This post is based on a podcast with Duane Cummings. If you’d like to listen to more #FlipMyFunnel Podcast episodes, you can check them out here and listen to this episode below!
You want to be a leader, or maybe you are already a leader, and you want to learn how to become a better one. Who are you gonna call?
Here’s What We’re Unpacking Today:
- What is a sensational leader?
- Why are so many leaders also really good communicators?
- How leaders inspire their teams.
- Characteristics of great leaders.
- Sangram’s Summary
- Duane’s Challenge
Here’s what he had to say.
“I think there are 160 countries in the UN, and I’ve visited over 80 of them, so I’m over halfway through visiting all the countries on the planet,” says Cummings. Most of his travel has been both business and pleasure. A lot of his African travel is connected to his wife Kim Cummings’ charity Sole Hope.
What Is a Sensational Leader?
To Cummings, a leader creates other leaders who empower or liberate other people.
Why Are So Many Leaders Also Really Good Speakers?
While many different leaders are good communicators, that’s not necessarily a prerequisite. Some tongue-tied leaders have a team partner who can convey the mission to the team.
How Leaders Inspire Their Teams
Keni Thomas, one of the real soldiers from the Mogadishu/Black Hawk Down incident, is one of Cummings’ favorite examples. Thomas, a speaker-singer-songwriter, orates frequently about leadership, about being of service, and helping the next person.
In Cummings’ professional career, he learned to reframe a challenge or crisis by repeating the phrase “what an opportunity.”
“It’s an opportunity to show how good you are. It’s an opportunity to reconnect with clients. It’s an opportunity to go back in and learn your craft or what you’re doing. Those kinds of mind-shifts, as a leader, even if they sound clichéd in our tagline, will make the difference,” says Cummings.

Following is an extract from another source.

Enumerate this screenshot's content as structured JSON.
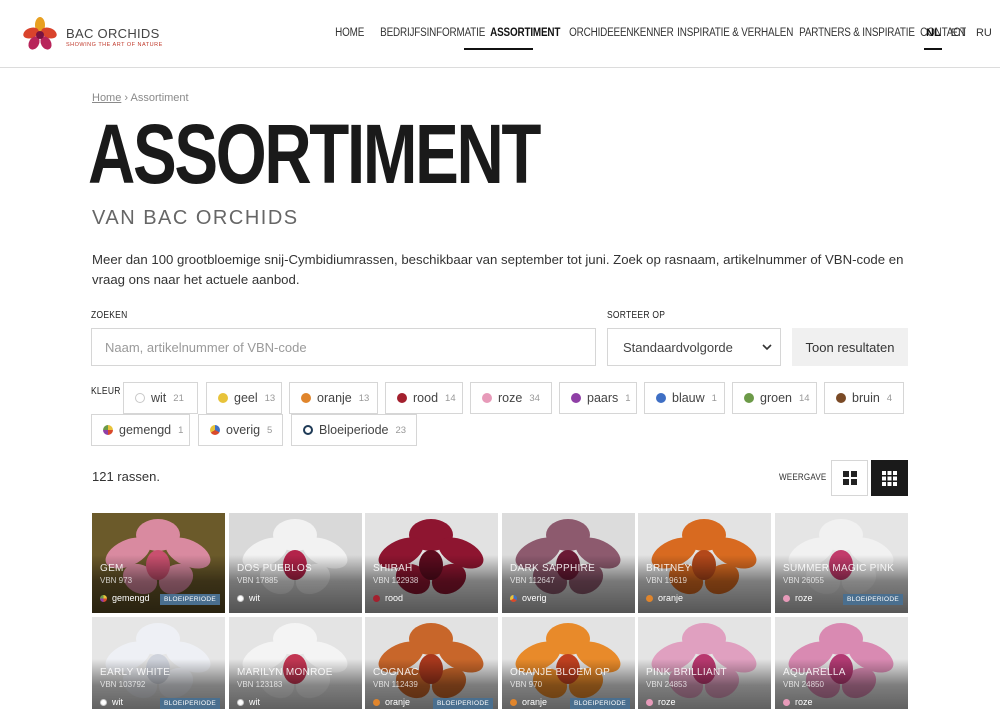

Speaker and podcaster, Andy Stanley, suggests that leaders go from “how?” to “wow!” For example, when a colleague comes up with a new idea, don’t ask “how?” Just say “Wow, that’s a great idea.”
“How?” can kill an idea before its time, discourage others, and stop your team from coming up with innovations.
A leader’s job is to encourage his team.
“If you just hushed and said ‘Awesome, wow’ and cheer people on,” said Cummings, “productivity would go through the roof in most companies.”
Whether or not any specific idea is executed is immaterial. Everybody wants to be valued. Everybody wants to know they’re being heard.
Characteristics of Great Leaders
Cummings believes that sensational leaders are inclusive versus exclusive. Some leaders have a corner office on a floor that only a chosen few can access. More effective leaders are accessible to their team. Billionaire Michael Bloomberg famously worked out of a cubicle in his company’s bullpen.
Great leaders have to be empathetic. Empathy is being able to put yourself in the other person’s shoes, see it from their point of view, and that’s about awareness.
Leaders are not just aware of what others are doing and feeling, they are also self-aware about how they can use their status to remedy problems.
If a leader thinks somebody is being shortchanged, they’d adjust. If they saw somebody was uncomfortable with a topic, they’d know how to handle it.
Leaders facilitate using the collective intelligence of everybody around them. Great leaders don’t think they have all the answers. They know that the group will most likely come up with something better than they could as an individual.
- Leaders make other people leaders.
- Communication is vitally important.
- Leadership is about serving.
- Use “wow!” instead of “how?” whenever you hear an idea.
- “What an opportunity” is another way to get people to think not solely about problems, but ways to solve them.
- Everybody wants to be valued. Create an environment that brings everybody together, no matter what level they are.
- Leaders are inclusive, they bring people into the fold to solve a problem.
- Leaders are empathetic.
- You cannot be a sensational leader unless you are amazingly self-aware.
In every meeting you have for the next week, one-on-one, group, staff, whatever it is, be the last to talk.
When you speak early, people think you already have the idea that you want, or that your mind is made up. They won’t pitch things to you because they don’t think you’re ready to listen.
Just actively engage and listen. Make notes, confirm, reaffirm. If you have a question, ask it, but don’t contribute anything until the end of the meeting.
Then go over everything, so that the people in that meeting knew that you were actively listening. They will feel valued and you will have set the environment for them to contribute
“Be the person who says ‘I’m all ears.’ That’s the challenge.”